4. Start a compost pile. This goes along with growing a garden and it’s a gratifying way to cycle your food waste back into producing more food rather than just throwing it away. With compost, the leftovers from your food decompose into a nutrient-rich soil amendment that will help grow your garden and produce your food in the future. The cycle is so simple yet so beautiful.
Most food waste can be composted (other than dairy or meat which attract pests). There are tons of different ways to compost, but the key principals are the same across the board. The main idea is to maintain the proper ratio of carbon and nitrogen in the pile. To do so, a balance must be achieved between carbon-rich and nitrogen-rich materials. Carbon-rich materials are usually dry and brown: dried leaves, wood chips, sawdust, shredded brown paper. Nitrogen-rich materials are green or fresher things like food scraps, grass clippings, coffee grounds, or manure. By maintaining a roughly equal ratio of “browns” and “greens” you can achieve an environment which fosters the growth of insects, fungi, and bacteria to break down your waste. Layering the browns and greens in 3-4 inch layers is a good way to get a good mix of each.
You can use a bin if you like or just pile everything up. You will want to water your pile a bit when you add stuff to it or when it looks dry in order to maintain moisture and encourage decomposition. You will know your pile is too wet and has too much nitrogen if it stinks a lot. If your pile is too dry and has too much carbon, it will break down very slowly.
Temperature is another important part of composting, but not something you have to worry about too much. The temperature will kind of take care of itself if you do other stuff right. As your pile gets bigger and decomposition gets going, it will be able to sustain a higher temperature since much of the pile will be unexposed to outside air. At the same time, some fresh air is good because we want to attract aerobic bacteria (ones that need oxygen). The unpleasant smell of a wet and overly nitrogenous pile comes from too much anaerobic bacteria, which thrive in an environment free of oxygen. To introduce some air into the pile, you can turn it with a pitchfork every week or so. As you can see, the process is pretty straightforward and it will yield some amazing stuff to add to your garden.
I realize this post got very long which is what I was trying to avoid, but hopefully it wasn’t too dense or boring. I think these projects are a great way to find a new connection to your food. I think the long-term gains of the projects will help benefit the health of our bodies, minds, and environment.

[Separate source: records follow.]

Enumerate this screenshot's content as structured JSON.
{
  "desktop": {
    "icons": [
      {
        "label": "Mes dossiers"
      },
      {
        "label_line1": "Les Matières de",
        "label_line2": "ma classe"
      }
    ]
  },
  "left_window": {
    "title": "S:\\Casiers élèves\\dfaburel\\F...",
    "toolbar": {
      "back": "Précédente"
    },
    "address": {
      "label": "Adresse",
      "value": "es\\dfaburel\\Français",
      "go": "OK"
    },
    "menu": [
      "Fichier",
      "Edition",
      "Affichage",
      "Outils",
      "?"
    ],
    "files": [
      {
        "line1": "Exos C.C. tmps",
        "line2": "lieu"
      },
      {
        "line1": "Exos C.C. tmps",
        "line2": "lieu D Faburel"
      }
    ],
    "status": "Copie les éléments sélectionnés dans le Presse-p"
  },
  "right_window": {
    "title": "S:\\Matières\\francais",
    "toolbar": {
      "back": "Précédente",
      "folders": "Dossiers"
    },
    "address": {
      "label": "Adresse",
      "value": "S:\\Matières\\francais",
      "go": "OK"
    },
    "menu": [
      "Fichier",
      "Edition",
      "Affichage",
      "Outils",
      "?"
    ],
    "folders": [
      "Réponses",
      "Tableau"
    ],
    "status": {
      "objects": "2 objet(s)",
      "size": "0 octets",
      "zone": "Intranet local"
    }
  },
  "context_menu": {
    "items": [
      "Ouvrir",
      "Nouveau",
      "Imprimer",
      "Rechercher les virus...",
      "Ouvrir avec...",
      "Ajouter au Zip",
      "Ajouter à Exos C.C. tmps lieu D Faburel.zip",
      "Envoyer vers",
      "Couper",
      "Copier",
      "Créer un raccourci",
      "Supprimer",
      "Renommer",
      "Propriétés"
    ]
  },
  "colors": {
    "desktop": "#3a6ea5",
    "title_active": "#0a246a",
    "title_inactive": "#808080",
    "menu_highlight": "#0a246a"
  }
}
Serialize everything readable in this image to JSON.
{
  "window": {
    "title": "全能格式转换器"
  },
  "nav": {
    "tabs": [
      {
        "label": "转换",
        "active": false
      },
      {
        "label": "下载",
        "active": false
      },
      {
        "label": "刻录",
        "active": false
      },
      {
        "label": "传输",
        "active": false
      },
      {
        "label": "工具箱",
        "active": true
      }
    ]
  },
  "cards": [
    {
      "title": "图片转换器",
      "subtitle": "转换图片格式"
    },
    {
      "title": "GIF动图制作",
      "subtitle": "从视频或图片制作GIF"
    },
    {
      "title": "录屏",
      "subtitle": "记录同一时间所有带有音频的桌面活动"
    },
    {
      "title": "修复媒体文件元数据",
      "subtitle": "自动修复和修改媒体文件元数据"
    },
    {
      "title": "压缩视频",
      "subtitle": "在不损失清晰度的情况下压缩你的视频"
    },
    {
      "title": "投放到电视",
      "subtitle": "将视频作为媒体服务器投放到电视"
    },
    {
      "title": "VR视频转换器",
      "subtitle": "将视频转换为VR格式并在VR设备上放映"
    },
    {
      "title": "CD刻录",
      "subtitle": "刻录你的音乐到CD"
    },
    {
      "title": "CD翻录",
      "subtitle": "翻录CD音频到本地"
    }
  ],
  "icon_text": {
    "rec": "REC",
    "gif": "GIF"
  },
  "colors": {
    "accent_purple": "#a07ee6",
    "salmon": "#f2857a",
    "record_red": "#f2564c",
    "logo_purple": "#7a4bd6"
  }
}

On another note, today marks the beginning of National Pollinator Week. As you can see in my earlier post about Honey, bees (and other pollinators) are amazing creatures that are completely vital to our food supply and environment. Two articles I just read stated that bees pollinate 80% of the plants around along with 40% of the crops we need to eat. Go bees! To help keep the population of different pollinators healthy, you can plant flowers that attract different insects.
According to an article in the SF Chronicle, hummingbirds like lilacs, fuschias, and snapdragons. Butterflies like goldenrod, asters, and nasturtium. They both favor red flowers. Milkweed attracts monarch butterflies specifically. Bees will like a variety of purple, yellow, and white flowers planted together. Some of their favorites include asters, lavender, sages, and borage. A lot of the veggies we plant in our gardens are ones that bees will like too. Even if you aren’t going to plant anything in your backyard any time soon, I feel it’s important to think and learn about pollinators. Check out the events happening this week in the bay area to learn more about our fascinating and essential pollinators. Thanks for reading another long post!